24.
Ali N, Ayyub M, Khan SA, Ahmed S, Abbas K, Malik HS, et al. Frequency of gγ-globin promoter -158 (C>T) xmnI polymorphism in patients with homozygous/compound heterozygous beta thalassaemia. Hematol Oncol Stem Cell Ther 2015;8:10-5.  Back to cited text no. 24
    
25.
Gibney GT, Panhuysen CI, So JC, Ma ES, Ha SY, Li CK, et al. Variation and heritability of Hb F and F-cells among beta-thalassemia heterozygotes in Hong Kong. Am J Hematol 2008;83:458-64.  Back to cited text no. 25
    
26.
Bahadir A, Atalay EO. Frequency of Gγ-globin promoter -158 (C>T) XmnI polymorphism in Denizli, Turkey. Int J Phys Sci 2012;7:1927-31.  Back to cited text no. 26
    
27.
Al-Allawi NA, Jubrael JM, Hughson M. Molecular characterization of beta-thalassemia in the Dohuk region of Iraq. Hemoglobin 2006;30:479-86.  Back to cited text no. 27
    
28.
Dedoussis GV, Mandilara GD, Boussiu M, Loutradis A. HbF production in beta thalassemia heterozygotes for IVS-II-1 G → A beta (0) –globin mutation. Implications of the haplotype and Gγ -158 C → T mutation on Hb F level. Am J Hematol 2000;64:151-5.  Back to cited text no. 28
    
29.
Chan NC, Lau KM, Cheng KC, Chan NP, Ng MH. A multi-locus approach to characterization of major quantitative trait loci influencing Hb F regulation in Chinese β-thalassemia carriers. Hemoglobin 2016;40:400-4.  Back to cited text no. 29
    
30.
Chen JF, Long GF, Lin WX, Chen P. Beta thalassemia mutations and single nucleotide polymorphism at -158 of the gamma-globin gene associated with altered levels of HbF in beta thalassemia heterozygotes. Zhonghua Yi Xue Yi Chuan Xue Za Zhi 2004;21:498-501.  Back to cited text no. 30
    
31.
Kanavakis E, Metaxotou-Mavromati A, Kattamis C, Wainscoat JS, Wood WG. The triplicated alpha gene locus and beta thalassaemia. Br J Haematol 1983;54:201-7.  Back to cited text no. 31
    
32.
Kutlar A, Kutlar F, Gu LG, Mayson SM, Huisman TH. Fetal hemoglobin in normal adults and beta-thalassemia heterozygotes.
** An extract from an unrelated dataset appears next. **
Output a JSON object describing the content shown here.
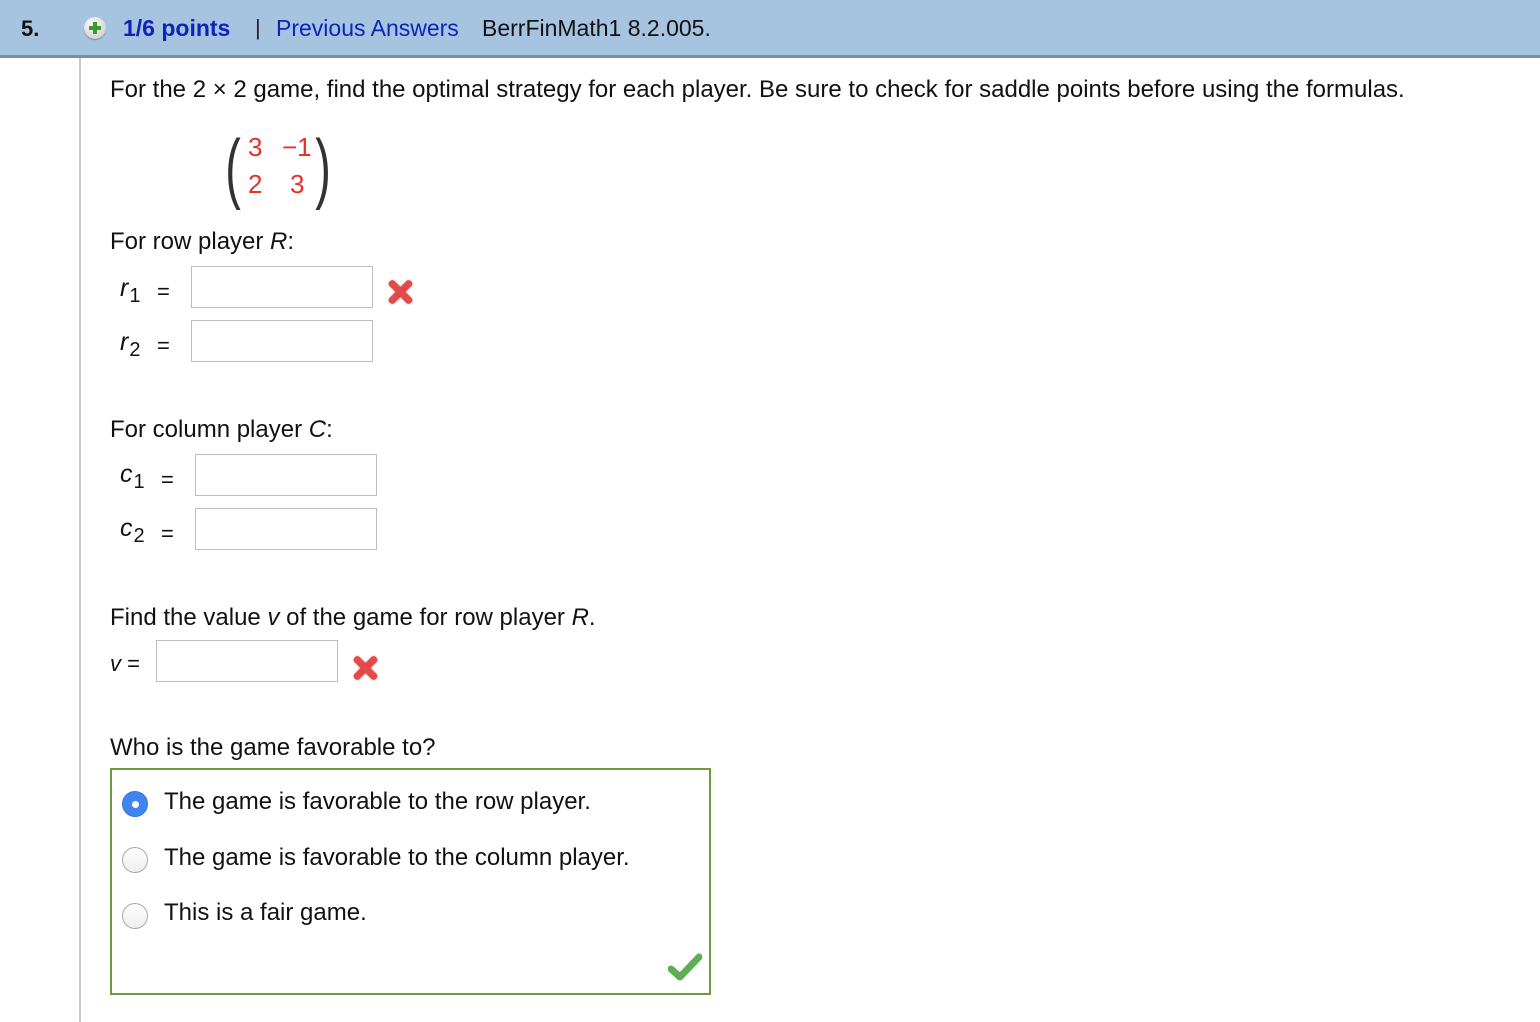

Hum Genet 1990;85:106-10.  Back to cited text no. 32
    


    Figures

  [Figure 1]
 
 
    Tables

  [Table 1], [Table 2]



 

Top
 
 
  Search
 
  
    Access Statistics
    Email Alert *
    Add to My List *
* Registration required (free)  

 
  In this article
    Abstract
   Introduction
    Materials and Me...
   Results
   Discussion
   Conclusions
    References
    Article Figures
    Article Tables

 Article Access Statistics
    Viewed238    
    Printed45    
    Emailed0    
    PDF Downloaded27    
    Comments [Add]    

Recommend this journal